This coming trip looms large. I couldn't be happier to be taking Silas to Victoria, British Columbia, where I lived from 2000 to 2007, and where many of the people nearest and dearest to my heart live. Not to mention one of my very favorite cities in the whole world. I haven't been since 2008, and I miss it terribly--the kind of missing that you can't really allow yourself to think about because if you did, you would start crying no matter where you are and what you're doing. So this trip is a joyful, joyful thing. But this joyful thing is also on the other end of a ten-hour, three-flight journey to another country, which I'll be navigating solo with my 16-month old. Hello stress! I've flown alone with him before, when he was 5 months and 11 months, and each trip had its harrowing moments but was overall just fine. But it's like traveling with a brand new baby each time since he grows and changes so much. This time, he's a fast and busy walker, and while he's also endlessly fascinated by the my iPhone and Kindle Fire, I'm worried that these won't hold his attention enough, that he'll want to get off my lap and cruise around, and that he'll shriek when I deny him this. Then I'll be that mom on the plane, the one everyone glares at. I'm terrified of being that mom.

So I'm pouring all my anxiety into packing. Packing for any sort of trip or outing is my superpower. I'll always think of everything, and pack it all super conveniently and cleverly. You should totally go on a picnic with me--I rock picnics. But I'm also very neurotic about finding the right thing: the right shoes (similar to these), the right bag (this one), the right book* to take on any given trip, and this neurosis is reaching new heights this time around. It's as if by choosing the right shoes, bag, snacks, I can preemptively smooth out any potential hurdle that may present itself during the journey. Like the right accessory will magically conjure a kind and helpful TSA agent, or a partially empty flight so we can have two seats to ourselves. Which I know is silly. I'm trying to talk myself into a space where I know that, no matter what decision I make regarding my luggage or travel outfit, things will work out fine. But having what I perceive as the right stuff helps me immensely to feel prepared. To know that, no matter what comes my way, I have enough baby wipes, hand sanitizer, and Chex Mix to handle it. All the same--wish us luck. It can't hurt.

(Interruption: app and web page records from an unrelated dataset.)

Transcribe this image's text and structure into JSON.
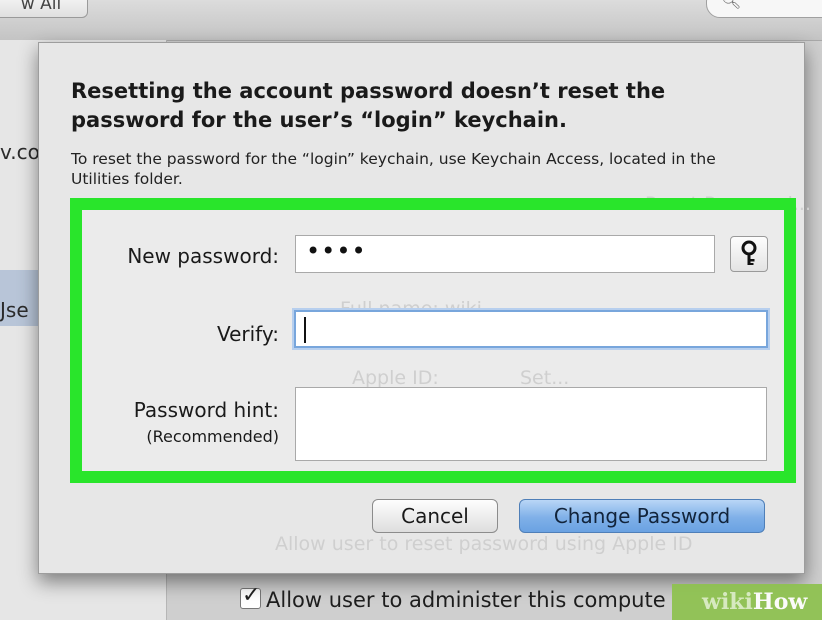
{
  "background": {
    "show_all_label": "w All",
    "sidebar_fragments": [
      "v.co",
      "Jse"
    ],
    "ghost_labels": {
      "reset_password": "Reset Password...",
      "full_name": "Full name: wiki",
      "apple_id": "Apple ID:",
      "set": "Set...",
      "allow_reset": "Allow user to reset password using Apple ID"
    },
    "administer_checkbox_label": "Allow user to administer this compute",
    "administer_checked": true
  },
  "dialog": {
    "title": "Resetting the account password doesn’t reset the password for the user’s “login” keychain.",
    "message": "To reset the password for the “login” keychain, use Keychain Access, located in the Utilities folder.",
    "fields": {
      "new_password_label": "New password:",
      "new_password_value": "••••",
      "verify_label": "Verify:",
      "verify_value": "",
      "hint_label": "Password hint:",
      "hint_sublabel": "(Recommended)",
      "hint_value": ""
    },
    "buttons": {
      "cancel": "Cancel",
      "change_password": "Change Password"
    }
  },
  "watermark": {
    "wiki": "wiki",
    "how": "How"
  },
  "colors": {
    "highlight": "#29e52b",
    "primary_button": "#7fb0e8",
    "focus_ring": "#78a6dc"
  }
}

I expect blogging will be light here while we are away. I'll line up a few more content-heavy posts, and likely put up lots of photos while I'm away (this would be a great time to check out my Instagram feed!) And while I'm super excited about this trip, about all the people we'll see, places we'll visit, foods we'll eat, I might be looking forward to being back just as much. I'm a homebody and a routine-loving girl. Looking forward to finding our summer groove in a couple of weeks!

*Seriously, I'm going crazy getting book samples on my Kindle, and I simply don't know what to go with. This one? This? This? Do you have any suggestions?